The Sixers are historically bad. Conversely, Matthew Dellavedova is trending in the opposite direction.

Though a 108–86 Cavaliers rout over the hapless Sixers on Monday amounted to little more than a glorified practice scrimmage, Matthew Dellavedova continued to exhibit signs of a maturing game and a feeling that he belongs in the NBA.

Coming off the bench to accommodate the return from injury of Kyrie Irving, Delly finished the game with 20 points, on 7-10 shooting, including 4-6 from 3-point range. He also added 2 assists, 2 steals and 2 blocks, in an industrious 23 minutes of action.

[youtube] I previously wrote about the uncertain impact that Kyrie Irving’s return may have on Delly’s game.
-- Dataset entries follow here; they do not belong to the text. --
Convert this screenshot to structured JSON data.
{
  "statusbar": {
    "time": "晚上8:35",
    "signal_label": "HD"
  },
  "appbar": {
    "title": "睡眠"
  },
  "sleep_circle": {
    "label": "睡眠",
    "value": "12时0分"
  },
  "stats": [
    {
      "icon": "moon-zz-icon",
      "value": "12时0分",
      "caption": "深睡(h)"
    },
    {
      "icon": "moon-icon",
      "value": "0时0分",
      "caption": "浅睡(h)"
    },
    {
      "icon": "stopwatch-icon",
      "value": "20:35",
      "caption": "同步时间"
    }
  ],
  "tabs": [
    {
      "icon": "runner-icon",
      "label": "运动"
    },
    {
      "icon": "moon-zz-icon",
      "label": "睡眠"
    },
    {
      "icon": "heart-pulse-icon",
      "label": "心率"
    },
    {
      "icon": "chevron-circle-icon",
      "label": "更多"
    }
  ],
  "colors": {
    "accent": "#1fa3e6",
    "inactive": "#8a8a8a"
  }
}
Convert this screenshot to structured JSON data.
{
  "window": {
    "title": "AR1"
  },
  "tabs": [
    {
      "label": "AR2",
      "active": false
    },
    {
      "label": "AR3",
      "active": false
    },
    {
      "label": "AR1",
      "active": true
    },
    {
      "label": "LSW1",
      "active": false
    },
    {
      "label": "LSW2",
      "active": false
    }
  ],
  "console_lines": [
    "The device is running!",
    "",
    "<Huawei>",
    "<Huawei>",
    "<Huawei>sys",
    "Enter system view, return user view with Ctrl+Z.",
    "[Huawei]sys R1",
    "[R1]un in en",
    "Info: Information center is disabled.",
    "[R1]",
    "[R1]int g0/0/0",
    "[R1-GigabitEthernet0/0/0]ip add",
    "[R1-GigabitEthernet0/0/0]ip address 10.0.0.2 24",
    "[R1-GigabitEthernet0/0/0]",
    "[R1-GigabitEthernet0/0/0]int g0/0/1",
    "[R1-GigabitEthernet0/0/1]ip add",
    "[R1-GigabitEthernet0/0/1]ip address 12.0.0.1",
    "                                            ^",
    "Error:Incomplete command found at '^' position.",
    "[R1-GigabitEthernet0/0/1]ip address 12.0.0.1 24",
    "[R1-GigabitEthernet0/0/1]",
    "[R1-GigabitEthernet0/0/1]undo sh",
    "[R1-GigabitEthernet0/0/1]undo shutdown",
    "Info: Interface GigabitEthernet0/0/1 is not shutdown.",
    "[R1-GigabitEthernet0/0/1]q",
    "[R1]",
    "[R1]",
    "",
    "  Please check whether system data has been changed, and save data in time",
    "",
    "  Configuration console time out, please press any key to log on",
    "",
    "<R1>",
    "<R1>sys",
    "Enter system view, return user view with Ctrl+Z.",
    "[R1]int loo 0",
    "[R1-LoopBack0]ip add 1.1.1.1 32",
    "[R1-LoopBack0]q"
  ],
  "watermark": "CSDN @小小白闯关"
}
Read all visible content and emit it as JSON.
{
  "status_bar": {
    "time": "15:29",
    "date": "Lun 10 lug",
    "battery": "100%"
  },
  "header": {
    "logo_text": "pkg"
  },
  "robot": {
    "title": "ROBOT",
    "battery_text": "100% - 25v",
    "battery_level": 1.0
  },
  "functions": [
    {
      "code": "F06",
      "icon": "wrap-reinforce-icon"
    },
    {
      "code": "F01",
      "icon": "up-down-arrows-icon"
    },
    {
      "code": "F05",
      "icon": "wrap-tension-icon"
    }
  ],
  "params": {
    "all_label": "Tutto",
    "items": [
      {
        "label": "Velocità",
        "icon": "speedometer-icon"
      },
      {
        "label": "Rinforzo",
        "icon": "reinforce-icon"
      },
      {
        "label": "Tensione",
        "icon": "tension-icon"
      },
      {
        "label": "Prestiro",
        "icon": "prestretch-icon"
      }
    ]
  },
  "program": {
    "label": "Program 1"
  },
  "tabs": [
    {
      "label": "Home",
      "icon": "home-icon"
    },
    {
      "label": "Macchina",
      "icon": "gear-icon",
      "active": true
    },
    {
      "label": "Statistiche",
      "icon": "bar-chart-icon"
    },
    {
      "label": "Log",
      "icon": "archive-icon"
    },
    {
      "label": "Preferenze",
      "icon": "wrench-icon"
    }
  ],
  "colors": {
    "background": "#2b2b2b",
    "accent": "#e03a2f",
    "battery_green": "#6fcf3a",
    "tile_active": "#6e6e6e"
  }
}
We’re nowhere closer to an answer after Monday’s performance.

Kyrie Irving started the game with J.R. Smith, LeBron James, Kevin Love and Timofey Mozgov. He started slowly, bricking a twisting layup in the first quarter, but naturally looked more comfortable as the game progressed. Irving was on a strict minutes restriction, and his timing looked off, as he jacked up some horrible shots.

Irving and Delly did not log a single minute together, per, with Blatt using Delly straight up as the direct substitution for Irving.

Meanwhile, Delly excelled.

The Delly , Smith, LeBron, Tristan Thompson and Mozgov quintet sported the highest net plus-minus, per, against the Sixers.

It’s hard to decipher through all the noise, such as the obvious LeBron impact, and particularly with single game data, but part of that effectiveness may be due to the innate chemistry between Delly and Tristan Thompson. That combination immediately conjures memories of pick-and-rolls with Delly lobs for Thompson slams, but I almost jumped from my seat when I saw this.

[youtube] Delly gets caught on the Jerami Grant screen, but no matter because Tristan Thompson sees this! He instantly jumps out to contain the threat of Hollis Thompson, and shrinks the floor to protect his Australian friend from the one-on-one meanness of Nerlens Noel. Naturally, the Sixers travel to end the possession.

In fact, the Cavs defense is on a string, moving perfectly in sync, with Iman Shumpert initially bumping the cutter, and Love communicating well as the backline helper, but the central protagonists here are Delly and Thompson.

So what if we were looking at it the wrong way, all along? What if the more pertinent question to consider was the impact of Thompson’s game on Delly’s, and vice-versa?

That's certainly something to monitor, moving forward.